On your way to the airport, you may have noticed the building teetering upside down on the side of the road. 2214 Rock Hill Road has been home to the Virginia Innovation Partnership Corporation (formerly the Center for Innovative Technology), a state-run technology incubator and accelerator. The inverted pyramid design of the building reflects the deconstructivism movement and was chosen as a result of a national architecture competition.

Strike a pose of historic proportions.

Frank Lloyd Wright's Pope-Leighey House
Image credit Lincoln Barber, courtesy Woodlawn & Pope-Leighey House

From George Washington’s Mount Vernon and Gunston Hall to Woodlawn Historic Site, this region is filled with Colonial-era architecture so picture perfect it looks as fine as the day it was built. At Woodlawn, you’ll also find a more modern Frank Lloyd Wright building for your period pics. And in between Mount Vernon and Woodlawn, you’ll find one of the county’s three historic, picturesque mills to put on film. But the cannons at the Historic Fairfax Courthouse get our vote for selfie time. Built in 1799, the courthouse is one of the oldest buildings in Fairfax and holds a trove of Civil War history, including being the site of the war’s first Confederate casualty.

Take a mug shot before entering prison.

LOVEwork at Workhouse Arts Center

Once a federal prison, the Workhouse Arts Center is now an arts community filled with working studios you can browse and acquire art from. But it still has its prison bones. (In fact, the building’s brick structure was assembled by former prisoners – the bricks themselves even kiln-fired in beehive brick kilns like the one still standing at Occoquan Regional Park!) The Workhouse campus is also home to the Lucy Burns Museum, which houses artifacts and representative cells. And there is a LOVE statue. What more could you want? Imagine all the great selfies you can take!

Hot tip: Want more LOVEwork selfies? Try this 2-Day Itinerary of LOVEwork statues across the region.

Snap shots of statues and stuff.

Man Feeding Pigs statue in Falls Church, VAImage credit: Flickr user Mokaiwen/Katherine Bowman (Creative Commons)

Hidden in Don Beyer auto dealerships throughout the region, you’ll find some interesting statues to selfie with. Like the man feeding pigs at Don Beyer Volvo in Falls Church or, oddly, the man eating dog food across the street at Don Beyer Kia. There are also a set of bronze feet standing at Don Beyer Subaru in Alexandria. As a point of interest, Don Beyer is a former Lt. Governor of Virginia and a current Congressman for Virginia’s 8th District.

Korean Bell Garden at Meadowlark Botanical Gardens

When it comes to public art, Reston is also a great spot for artsy selfies. You can even take several self-guided walking tours at Lake Anne Plaza and Reston Town Center. In Vienna, a shot of the 3-ton Korean bell at Meadowlark Botanical Gardens is a rare find.
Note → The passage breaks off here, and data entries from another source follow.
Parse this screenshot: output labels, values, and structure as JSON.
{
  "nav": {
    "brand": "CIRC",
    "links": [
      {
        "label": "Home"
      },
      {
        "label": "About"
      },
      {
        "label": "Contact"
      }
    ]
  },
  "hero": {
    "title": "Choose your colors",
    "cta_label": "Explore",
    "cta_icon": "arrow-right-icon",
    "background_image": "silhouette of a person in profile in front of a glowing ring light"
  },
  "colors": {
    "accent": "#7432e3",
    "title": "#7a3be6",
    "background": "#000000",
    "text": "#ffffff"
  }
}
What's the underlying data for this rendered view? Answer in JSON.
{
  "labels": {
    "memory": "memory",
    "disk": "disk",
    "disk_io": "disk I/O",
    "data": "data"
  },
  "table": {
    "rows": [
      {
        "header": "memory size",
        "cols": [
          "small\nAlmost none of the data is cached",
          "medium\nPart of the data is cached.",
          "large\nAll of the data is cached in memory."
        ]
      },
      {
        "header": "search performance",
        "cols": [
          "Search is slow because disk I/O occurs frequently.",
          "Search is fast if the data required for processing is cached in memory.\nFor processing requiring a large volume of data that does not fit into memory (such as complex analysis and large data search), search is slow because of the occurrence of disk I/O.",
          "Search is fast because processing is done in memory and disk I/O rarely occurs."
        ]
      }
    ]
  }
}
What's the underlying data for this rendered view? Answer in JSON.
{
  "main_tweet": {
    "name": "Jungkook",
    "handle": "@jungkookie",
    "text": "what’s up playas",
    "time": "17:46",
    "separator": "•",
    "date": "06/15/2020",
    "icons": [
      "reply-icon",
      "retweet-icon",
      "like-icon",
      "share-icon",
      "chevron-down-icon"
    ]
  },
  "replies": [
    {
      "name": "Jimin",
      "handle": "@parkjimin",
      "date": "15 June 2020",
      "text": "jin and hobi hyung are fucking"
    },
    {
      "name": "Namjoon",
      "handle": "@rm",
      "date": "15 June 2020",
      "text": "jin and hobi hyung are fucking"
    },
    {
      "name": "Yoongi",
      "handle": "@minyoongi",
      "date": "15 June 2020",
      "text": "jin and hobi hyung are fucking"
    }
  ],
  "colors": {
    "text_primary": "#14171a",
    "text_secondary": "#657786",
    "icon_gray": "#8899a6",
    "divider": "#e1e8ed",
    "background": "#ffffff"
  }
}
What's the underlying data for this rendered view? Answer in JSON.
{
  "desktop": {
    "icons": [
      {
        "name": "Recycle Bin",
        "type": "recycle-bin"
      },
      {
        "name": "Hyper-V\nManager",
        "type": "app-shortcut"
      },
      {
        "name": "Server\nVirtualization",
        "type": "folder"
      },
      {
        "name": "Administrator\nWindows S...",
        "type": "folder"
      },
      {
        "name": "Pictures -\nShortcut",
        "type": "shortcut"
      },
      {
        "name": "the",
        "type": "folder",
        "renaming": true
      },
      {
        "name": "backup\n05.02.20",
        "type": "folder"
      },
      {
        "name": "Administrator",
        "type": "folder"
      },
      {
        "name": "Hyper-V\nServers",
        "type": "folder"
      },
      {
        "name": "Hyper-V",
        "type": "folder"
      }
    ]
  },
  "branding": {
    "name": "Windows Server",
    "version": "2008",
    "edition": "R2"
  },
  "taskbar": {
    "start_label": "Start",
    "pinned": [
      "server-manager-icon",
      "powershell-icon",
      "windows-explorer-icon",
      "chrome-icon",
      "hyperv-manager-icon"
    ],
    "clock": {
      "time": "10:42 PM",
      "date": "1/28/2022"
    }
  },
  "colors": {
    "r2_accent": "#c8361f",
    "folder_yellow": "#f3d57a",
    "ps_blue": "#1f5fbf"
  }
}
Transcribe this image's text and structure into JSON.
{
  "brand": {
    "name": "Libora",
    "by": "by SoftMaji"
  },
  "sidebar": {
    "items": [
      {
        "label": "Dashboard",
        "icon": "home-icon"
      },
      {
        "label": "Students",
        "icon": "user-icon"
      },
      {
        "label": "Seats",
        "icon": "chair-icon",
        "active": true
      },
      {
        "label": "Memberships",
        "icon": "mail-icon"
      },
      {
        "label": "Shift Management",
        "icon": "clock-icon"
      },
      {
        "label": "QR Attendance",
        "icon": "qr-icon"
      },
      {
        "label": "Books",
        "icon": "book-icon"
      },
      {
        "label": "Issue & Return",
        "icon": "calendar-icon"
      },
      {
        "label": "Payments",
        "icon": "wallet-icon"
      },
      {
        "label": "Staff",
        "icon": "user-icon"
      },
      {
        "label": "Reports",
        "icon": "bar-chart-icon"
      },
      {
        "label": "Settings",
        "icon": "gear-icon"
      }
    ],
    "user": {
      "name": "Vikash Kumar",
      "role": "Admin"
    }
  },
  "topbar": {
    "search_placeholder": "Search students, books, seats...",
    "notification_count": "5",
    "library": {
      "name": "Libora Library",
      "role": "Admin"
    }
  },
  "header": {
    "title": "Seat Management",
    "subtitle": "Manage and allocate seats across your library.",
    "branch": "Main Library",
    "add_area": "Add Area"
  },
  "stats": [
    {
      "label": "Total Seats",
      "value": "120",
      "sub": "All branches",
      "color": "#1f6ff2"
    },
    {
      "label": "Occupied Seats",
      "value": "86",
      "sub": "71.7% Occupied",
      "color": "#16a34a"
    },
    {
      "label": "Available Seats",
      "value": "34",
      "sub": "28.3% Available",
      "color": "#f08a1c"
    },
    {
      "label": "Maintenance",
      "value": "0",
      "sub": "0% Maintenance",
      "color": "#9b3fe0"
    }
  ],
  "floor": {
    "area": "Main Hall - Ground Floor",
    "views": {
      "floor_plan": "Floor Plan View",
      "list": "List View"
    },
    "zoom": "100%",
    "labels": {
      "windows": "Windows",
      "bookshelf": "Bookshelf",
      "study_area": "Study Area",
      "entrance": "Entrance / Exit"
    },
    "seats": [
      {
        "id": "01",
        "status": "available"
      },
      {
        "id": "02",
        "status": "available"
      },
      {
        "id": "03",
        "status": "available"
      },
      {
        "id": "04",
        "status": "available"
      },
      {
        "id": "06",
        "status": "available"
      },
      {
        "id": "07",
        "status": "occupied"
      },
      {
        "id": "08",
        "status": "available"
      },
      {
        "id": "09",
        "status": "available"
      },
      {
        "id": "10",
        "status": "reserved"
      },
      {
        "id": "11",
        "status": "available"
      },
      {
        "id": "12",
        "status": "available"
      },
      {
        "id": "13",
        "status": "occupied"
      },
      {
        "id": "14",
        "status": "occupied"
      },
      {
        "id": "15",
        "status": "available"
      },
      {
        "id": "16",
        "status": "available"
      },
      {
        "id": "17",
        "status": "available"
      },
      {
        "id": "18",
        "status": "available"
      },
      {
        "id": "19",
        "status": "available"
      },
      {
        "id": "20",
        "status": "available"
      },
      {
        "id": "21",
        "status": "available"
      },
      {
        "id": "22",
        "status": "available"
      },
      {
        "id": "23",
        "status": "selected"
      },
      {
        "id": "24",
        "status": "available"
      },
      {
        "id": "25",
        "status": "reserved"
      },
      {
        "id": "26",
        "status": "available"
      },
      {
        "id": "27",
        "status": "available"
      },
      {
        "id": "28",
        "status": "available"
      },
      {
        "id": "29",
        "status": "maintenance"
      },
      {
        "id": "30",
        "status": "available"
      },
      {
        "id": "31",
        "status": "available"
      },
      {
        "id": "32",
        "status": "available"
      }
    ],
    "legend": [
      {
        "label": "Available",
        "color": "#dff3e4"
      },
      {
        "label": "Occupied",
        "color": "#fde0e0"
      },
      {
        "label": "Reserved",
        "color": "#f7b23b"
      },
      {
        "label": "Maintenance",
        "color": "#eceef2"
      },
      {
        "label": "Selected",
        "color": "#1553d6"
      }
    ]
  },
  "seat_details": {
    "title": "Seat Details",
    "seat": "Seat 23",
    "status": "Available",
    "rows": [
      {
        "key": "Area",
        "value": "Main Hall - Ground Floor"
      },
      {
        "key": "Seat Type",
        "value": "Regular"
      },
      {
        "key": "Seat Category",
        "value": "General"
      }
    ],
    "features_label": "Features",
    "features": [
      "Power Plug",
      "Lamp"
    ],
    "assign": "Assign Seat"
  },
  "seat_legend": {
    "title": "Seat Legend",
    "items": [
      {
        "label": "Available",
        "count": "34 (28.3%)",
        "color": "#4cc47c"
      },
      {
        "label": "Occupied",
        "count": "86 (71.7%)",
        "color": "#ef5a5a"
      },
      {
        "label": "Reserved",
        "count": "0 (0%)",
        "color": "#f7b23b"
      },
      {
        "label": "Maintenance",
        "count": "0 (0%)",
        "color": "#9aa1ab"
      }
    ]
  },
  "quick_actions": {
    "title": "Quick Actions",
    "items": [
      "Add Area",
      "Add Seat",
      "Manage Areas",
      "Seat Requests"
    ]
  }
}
Another fun shot is the flood marker outside Overlook 3 at Great Falls Park that shows how high the water has gotten over the years. It will blow your mind. But one of our favorite selfie spots (Is it art? Is it advertising? Is it whimsy?) is the giant watering can at the Holly, Woods and Vines garden center at 8453 Richmond Highway in Alexandria.


Now, these are just the more architecturally inspired selfie spots we recommend. For even more photo-worthy ideas, check out one of these Most Instagrammable Spots in Fairfax County or take a self-guided tour of Mosaic District’s colorful murals. If you’re touring Northern Virginia, you’ll find hundreds more frame-worthy finds in our parks, historic sites, museums, wineries and breweries (like the Bunnyman!). So clear a spot in your phone’s memory and bring your selfie stick! You’re going to have all sorts of photo fun in Fairfax County! If you find a spot we missed, let us know about it in the comments below or on social media using @VisitFairfax and #FXVA.